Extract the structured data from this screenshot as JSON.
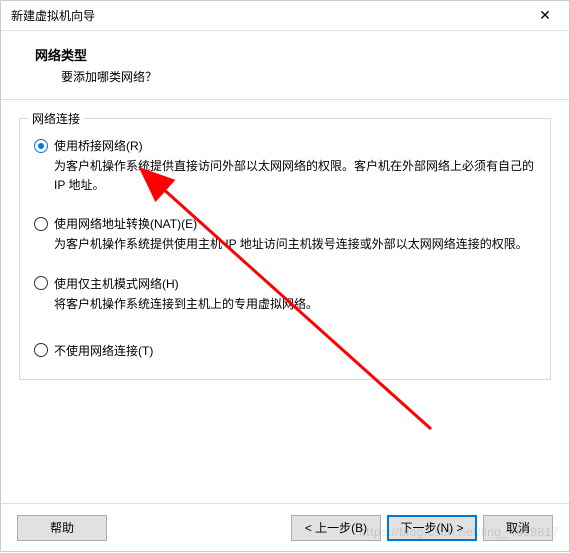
{
  "titlebar": {
    "title": "新建虚拟机向导",
    "close": "✕"
  },
  "header": {
    "title": "网络类型",
    "subtitle": "要添加哪类网络？"
  },
  "group": {
    "legend": "网络连接"
  },
  "options": [
    {
      "label": "使用桥接网络(R)",
      "desc": "为客户机操作系统提供直接访问外部以太网网络的权限。客户机在外部网络上必须有自己的 IP 地址。",
      "selected": true
    },
    {
      "label": "使用网络地址转换(NAT)(E)",
      "desc": "为客户机操作系统提供使用主机 IP 地址访问主机拨号连接或外部以太网网络连接的权限。",
      "selected": false
    },
    {
      "label": "使用仅主机模式网络(H)",
      "desc": "将客户机操作系统连接到主机上的专用虚拟网络。",
      "selected": false
    },
    {
      "label": "不使用网络连接(T)",
      "desc": "",
      "selected": false
    }
  ],
  "buttons": {
    "help": "帮助",
    "back": "< 上一步(B)",
    "next": "下一步(N) >",
    "cancel": "取消"
  },
  "watermark": "https://blog.csdn.net/ling_4899817"
}
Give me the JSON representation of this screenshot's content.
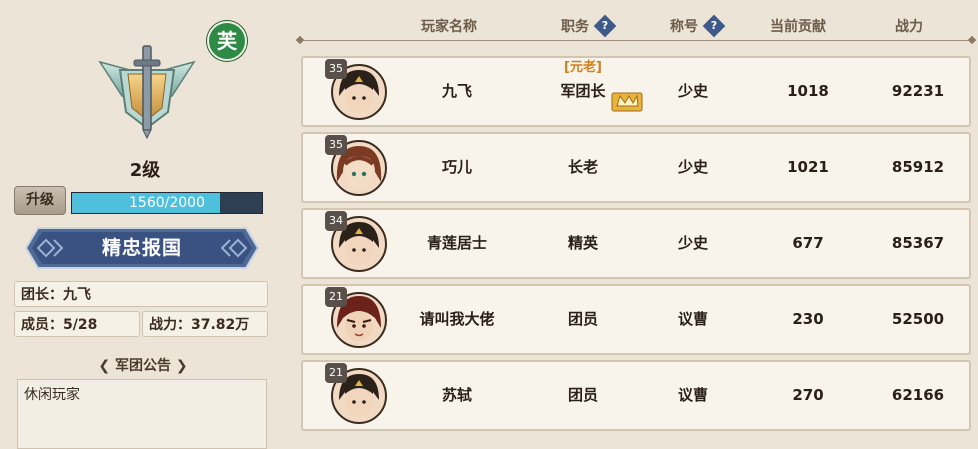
{
  "guild": {
    "level": "2级",
    "upgrade_label": "升级",
    "xp_text": "1560/2000",
    "xp_fraction": 0.78,
    "name": "精忠报国",
    "leader": "团长：九飞",
    "members": "成员：5/28",
    "power": "战力：37.82万",
    "badge_char": "芙",
    "notice_title": "军团公告",
    "notice_text": "休闲玩家"
  },
  "columns": {
    "name": "玩家名称",
    "role": "职务",
    "title": "称号",
    "contribution": "当前贡献",
    "power": "战力",
    "help_glyph": "?"
  },
  "members": [
    {
      "level": "35",
      "name": "九飞",
      "tag": "[元老]",
      "role": "军团长",
      "title": "少史",
      "contribution": "1018",
      "power": "92231"
    },
    {
      "level": "35",
      "name": "巧儿",
      "tag": "",
      "role": "长老",
      "title": "少史",
      "contribution": "1021",
      "power": "85912"
    },
    {
      "level": "34",
      "name": "青莲居士",
      "tag": "",
      "role": "精英",
      "title": "少史",
      "contribution": "677",
      "power": "85367"
    },
    {
      "level": "21",
      "name": "请叫我大佬",
      "tag": "",
      "role": "团员",
      "title": "议曹",
      "contribution": "230",
      "power": "52500"
    },
    {
      "level": "21",
      "name": "苏轼",
      "tag": "",
      "role": "团员",
      "title": "议曹",
      "contribution": "270",
      "power": "62166"
    }
  ],
  "colors": {
    "accent_blue": "#3e5a8a",
    "xp_fill": "#4fc0dc",
    "badge_green": "#2e8b45",
    "elder_orange": "#d0801a"
  },
  "icons": {
    "emblem": "sword-shield-emblem-icon",
    "help": "question-diamond-icon",
    "crown": "leader-crown-icon"
  }
}
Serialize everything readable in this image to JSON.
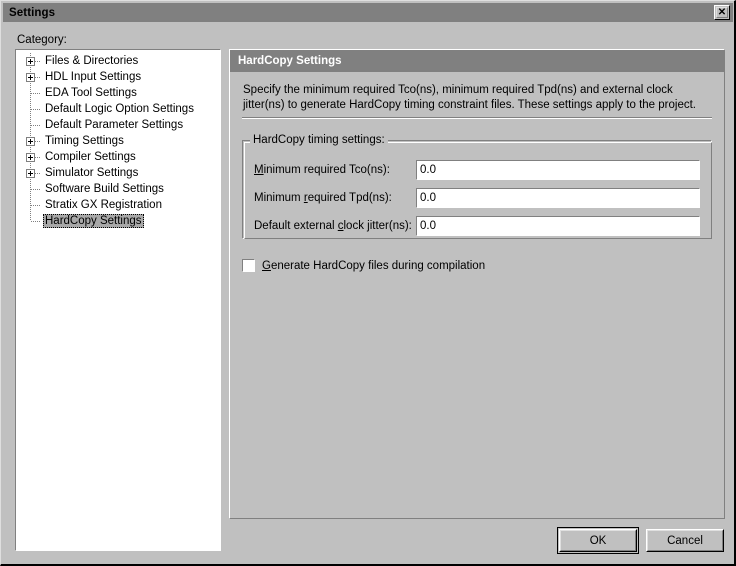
{
  "window": {
    "title": "Settings",
    "close_icon": "close-icon",
    "close_glyph": "✕"
  },
  "sidebar": {
    "label": "Category:",
    "items": [
      {
        "label": "Files & Directories",
        "expandable": true,
        "selected": false
      },
      {
        "label": "HDL Input Settings",
        "expandable": true,
        "selected": false
      },
      {
        "label": "EDA Tool Settings",
        "expandable": false,
        "selected": false
      },
      {
        "label": "Default Logic Option Settings",
        "expandable": false,
        "selected": false
      },
      {
        "label": "Default Parameter Settings",
        "expandable": false,
        "selected": false
      },
      {
        "label": "Timing Settings",
        "expandable": true,
        "selected": false
      },
      {
        "label": "Compiler Settings",
        "expandable": true,
        "selected": false
      },
      {
        "label": "Simulator Settings",
        "expandable": true,
        "selected": false
      },
      {
        "label": "Software Build Settings",
        "expandable": false,
        "selected": false
      },
      {
        "label": "Stratix GX Registration",
        "expandable": false,
        "selected": false
      },
      {
        "label": "HardCopy Settings",
        "expandable": false,
        "selected": true
      }
    ]
  },
  "panel": {
    "header": "HardCopy Settings",
    "description": "Specify the minimum required Tco(ns), minimum required Tpd(ns) and external clock jitter(ns) to generate HardCopy timing constraint files. These settings apply to the project.",
    "group": {
      "title": "HardCopy timing settings:",
      "fields": [
        {
          "label_pre": "",
          "label_mnemonic": "M",
          "label_post": "inimum required Tco(ns):",
          "label_full": "Minimum required Tco(ns):",
          "value": "0.0"
        },
        {
          "label_pre": "Minimum ",
          "label_mnemonic": "r",
          "label_post": "equired Tpd(ns):",
          "label_full": "Minimum required Tpd(ns):",
          "value": "0.0"
        },
        {
          "label_pre": "Default external ",
          "label_mnemonic": "c",
          "label_post": "lock jitter(ns):",
          "label_full": "Default external clock jitter(ns):",
          "value": "0.0"
        }
      ]
    },
    "checkbox": {
      "label_pre": "",
      "label_mnemonic": "G",
      "label_post": "enerate HardCopy files during compilation",
      "label_full": "Generate HardCopy files during compilation",
      "checked": false
    }
  },
  "buttons": {
    "ok": "OK",
    "cancel": "Cancel"
  },
  "colors": {
    "face": "#c0c0c0",
    "titlebar": "#808080",
    "header_banner": "#808080",
    "header_text": "#ffffff",
    "selection": "#a8a8a8",
    "field_bg": "#ffffff"
  }
}
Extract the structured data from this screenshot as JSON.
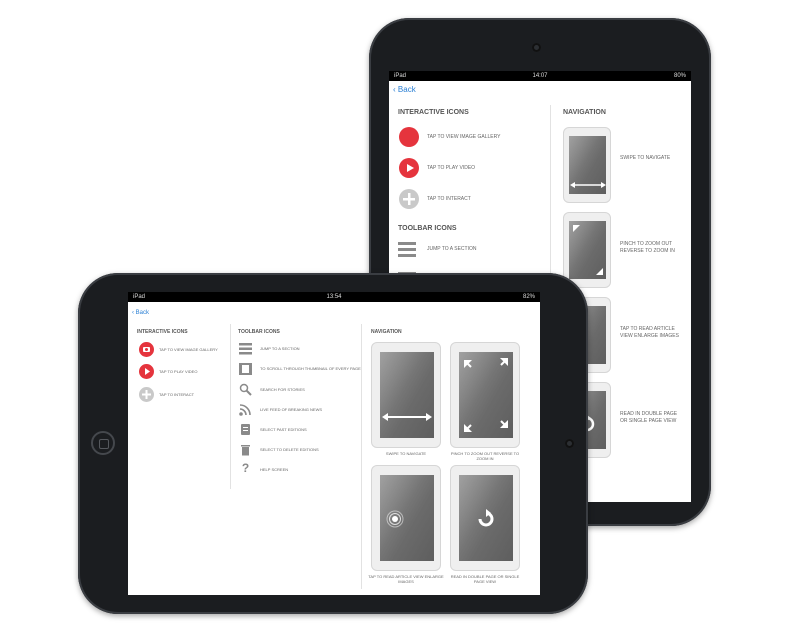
{
  "back_device": {
    "status": {
      "carrier": "iPad",
      "time": "14:07",
      "battery": "80%"
    },
    "back_label": "Back",
    "interactive": {
      "title": "INTERACTIVE ICONS",
      "items": [
        "TAP TO VIEW IMAGE GALLERY",
        "TAP TO PLAY VIDEO",
        "TAP TO INTERACT"
      ]
    },
    "toolbar": {
      "title": "TOOLBAR ICONS",
      "items": [
        "JUMP TO A SECTION"
      ]
    },
    "navigation": {
      "title": "NAVIGATION",
      "items": [
        "SWIPE TO NAVIGATE",
        "PINCH TO ZOOM OUT",
        "REVERSE TO ZOOM IN",
        "TAP TO READ ARTICLE",
        "VIEW ENLARGE IMAGES",
        "READ IN DOUBLE PAGE",
        "OR SINGLE PAGE VIEW"
      ]
    }
  },
  "front_device": {
    "status": {
      "carrier": "iPad",
      "time": "13:54",
      "battery": "82%"
    },
    "back_label": "Back",
    "interactive": {
      "title": "INTERACTIVE ICONS",
      "items": [
        "TAP TO VIEW IMAGE GALLERY",
        "TAP TO PLAY VIDEO",
        "TAP TO INTERACT"
      ]
    },
    "toolbar": {
      "title": "TOOLBAR ICONS",
      "items": [
        "JUMP TO A SECTION",
        "TO SCROLL THROUGH THUMBNAIL OF EVERY PAGE",
        "SEARCH FOR STORIES",
        "LIVE FEED OF BREAKING NEWS",
        "SELECT PAST EDITIONS",
        "SELECT TO DELETE EDITIONS",
        "HELP SCREEN"
      ],
      "help_glyph": "?"
    },
    "navigation": {
      "title": "NAVIGATION",
      "items": [
        "SWIPE TO NAVIGATE",
        "PINCH TO ZOOM OUT REVERSE TO ZOOM IN",
        "TAP TO READ ARTICLE VIEW ENLARGE IMAGES",
        "READ IN DOUBLE PAGE OR SINGLE PAGE VIEW"
      ]
    }
  },
  "colors": {
    "accent_red": "#e5343d",
    "link_blue": "#2a7fd4",
    "device_body": "#1b1d20"
  }
}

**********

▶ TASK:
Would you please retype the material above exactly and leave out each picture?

▶ REPLY:
Extract the structured data from this screenshot as JSON.
{
  "titlebar": {
    "title": "新建虚拟机向导",
    "close": "✕"
  },
  "header": {
    "title": "网络类型",
    "subtitle": "要添加哪类网络？"
  },
  "group": {
    "legend": "网络连接"
  },
  "options": [
    {
      "label": "使用桥接网络(R)",
      "desc": "为客户机操作系统提供直接访问外部以太网网络的权限。客户机在外部网络上必须有自己的 IP 地址。",
      "selected": true
    },
    {
      "label": "使用网络地址转换(NAT)(E)",
      "desc": "为客户机操作系统提供使用主机 IP 地址访问主机拨号连接或外部以太网网络连接的权限。",
      "selected": false
    },
    {
      "label": "使用仅主机模式网络(H)",
      "desc": "将客户机操作系统连接到主机上的专用虚拟网络。",
      "selected": false
    },
    {
      "label": "不使用网络连接(T)",
      "desc": "",
      "selected": false
    }
  ],
  "buttons": {
    "help": "帮助",
    "back": "< 上一步(B)",
    "next": "下一步(N) >",
    "cancel": "取消"
  },
  "watermark": "https://blog.csdn.net/ling_4899817"
}
Give me the JSON representation of this screenshot's content.
{
  "guild": {
    "level": "2级",
    "upgrade_label": "升级",
    "xp_text": "1560/2000",
    "xp_fraction": 0.78,
    "name": "精忠报国",
    "leader": "团长：九飞",
    "members": "成员：5/28",
    "power": "战力：37.82万",
    "badge_char": "芙",
    "notice_title": "军团公告",
    "notice_text": "休闲玩家"
  },
  "columns": {
    "name": "玩家名称",
    "role": "职务",
    "title": "称号",
    "contribution": "当前贡献",
    "power": "战力",
    "help_glyph": "?"
  },
  "members": [
    {
      "level": "35",
      "name": "九飞",
      "tag": "[元老]",
      "role": "军团长",
      "title": "少史",
      "contribution": "1018",
      "power": "92231"
    },
    {
      "level": "35",
      "name": "巧儿",
      "tag": "",
      "role": "长老",
      "title": "少史",
      "contribution": "1021",
      "power": "85912"
    },
    {
      "level": "34",
      "name": "青莲居士",
      "tag": "",
      "role": "精英",
      "title": "少史",
      "contribution": "677",
      "power": "85367"
    },
    {
      "level": "21",
      "name": "请叫我大佬",
      "tag": "",
      "role": "团员",
      "title": "议曹",
      "contribution": "230",
      "power": "52500"
    },
    {
      "level": "21",
      "name": "苏轼",
      "tag": "",
      "role": "团员",
      "title": "议曹",
      "contribution": "270",
      "power": "62166"
    }
  ],
  "colors": {
    "accent_blue": "#3e5a8a",
    "xp_fill": "#4fc0dc",
    "badge_green": "#2e8b45",
    "elder_orange": "#d0801a"
  },
  "icons": {
    "emblem": "sword-shield-emblem-icon",
    "help": "question-diamond-icon",
    "crown": "leader-crown-icon"
  }
}
Serialize everything readable in this image to JSON.
{
  "window": {
    "title": "Settings",
    "close_icon": "close-icon",
    "close_glyph": "✕"
  },
  "sidebar": {
    "label": "Category:",
    "items": [
      {
        "label": "Files & Directories",
        "expandable": true,
        "selected": false
      },
      {
        "label": "HDL Input Settings",
        "expandable": true,
        "selected": false
      },
      {
        "label": "EDA Tool Settings",
        "expandable": false,
        "selected": false
      },
      {
        "label": "Default Logic Option Settings",
        "expandable": false,
        "selected": false
      },
      {
        "label": "Default Parameter Settings",
        "expandable": false,
        "selected": false
      },
      {
        "label": "Timing Settings",
        "expandable": true,
        "selected": false
      },
      {
        "label": "Compiler Settings",
        "expandable": true,
        "selected": false
      },
      {
        "label": "Simulator Settings",
        "expandable": true,
        "selected": false
      },
      {
        "label": "Software Build Settings",
        "expandable": false,
        "selected": false
      },
      {
        "label": "Stratix GX Registration",
        "expandable": false,
        "selected": false
      },
      {
        "label": "HardCopy Settings",
        "expandable": false,
        "selected": true
      }
    ]
  },
  "panel": {
    "header": "HardCopy Settings",
    "description": "Specify the minimum required Tco(ns), minimum required Tpd(ns) and external clock jitter(ns) to generate HardCopy timing constraint files. These settings apply to the project.",
    "group": {
      "title": "HardCopy timing settings:",
      "fields": [
        {
          "label_pre": "",
          "label_mnemonic": "M",
          "label_post": "inimum required Tco(ns):",
          "label_full": "Minimum required Tco(ns):",
          "value": "0.0"
        },
        {
          "label_pre": "Minimum ",
          "label_mnemonic": "r",
          "label_post": "equired Tpd(ns):",
          "label_full": "Minimum required Tpd(ns):",
          "value": "0.0"
        },
        {
          "label_pre": "Default external ",
          "label_mnemonic": "c",
          "label_post": "lock jitter(ns):",
          "label_full": "Default external clock jitter(ns):",
          "value": "0.0"
        }
      ]
    },
    "checkbox": {
      "label_pre": "",
      "label_mnemonic": "G",
      "label_post": "enerate HardCopy files during compilation",
      "label_full": "Generate HardCopy files during compilation",
      "checked": false
    }
  },
  "buttons": {
    "ok": "OK",
    "cancel": "Cancel"
  },
  "colors": {
    "face": "#c0c0c0",
    "titlebar": "#808080",
    "header_banner": "#808080",
    "header_text": "#ffffff",
    "selection": "#a8a8a8",
    "field_bg": "#ffffff"
  }
}
Extract the structured data from this screenshot as JSON.
{
  "back_device": {
    "status": {
      "carrier": "iPad",
      "time": "14:07",
      "battery": "80%"
    },
    "back_label": "Back",
    "interactive": {
      "title": "INTERACTIVE ICONS",
      "items": [
        "TAP TO VIEW IMAGE GALLERY",
        "TAP TO PLAY VIDEO",
        "TAP TO INTERACT"
      ]
    },
    "toolbar": {
      "title": "TOOLBAR ICONS",
      "items": [
        "JUMP TO A SECTION"
      ]
    },
    "navigation": {
      "title": "NAVIGATION",
      "items": [
        "SWIPE TO NAVIGATE",
        "PINCH TO ZOOM OUT",
        "REVERSE TO ZOOM IN",
        "TAP TO READ ARTICLE",
        "VIEW ENLARGE IMAGES",
        "READ IN DOUBLE PAGE",
        "OR SINGLE PAGE VIEW"
      ]
    }
  },
  "front_device": {
    "status": {
      "carrier": "iPad",
      "time": "13:54",
      "battery": "82%"
    },
    "back_label": "Back",
    "interactive": {
      "title": "INTERACTIVE ICONS",
      "items": [
        "TAP TO VIEW IMAGE GALLERY",
        "TAP TO PLAY VIDEO",
        "TAP TO INTERACT"
      ]
    },
    "toolbar": {
      "title": "TOOLBAR ICONS",
      "items": [
        "JUMP TO A SECTION",
        "TO SCROLL THROUGH THUMBNAIL OF EVERY PAGE",
        "SEARCH FOR STORIES",
        "LIVE FEED OF BREAKING NEWS",
        "SELECT PAST EDITIONS",
        "SELECT TO DELETE EDITIONS",
        "HELP SCREEN"
      ],
      "help_glyph": "?"
    },
    "navigation": {
      "title": "NAVIGATION",
      "items": [
        "SWIPE TO NAVIGATE",
        "PINCH TO ZOOM OUT REVERSE TO ZOOM IN",
        "TAP TO READ ARTICLE VIEW ENLARGE IMAGES",
        "READ IN DOUBLE PAGE OR SINGLE PAGE VIEW"
      ]
    }
  },
  "colors": {
    "accent_red": "#e5343d",
    "link_blue": "#2a7fd4",
    "device_body": "#1b1d20"
  }
}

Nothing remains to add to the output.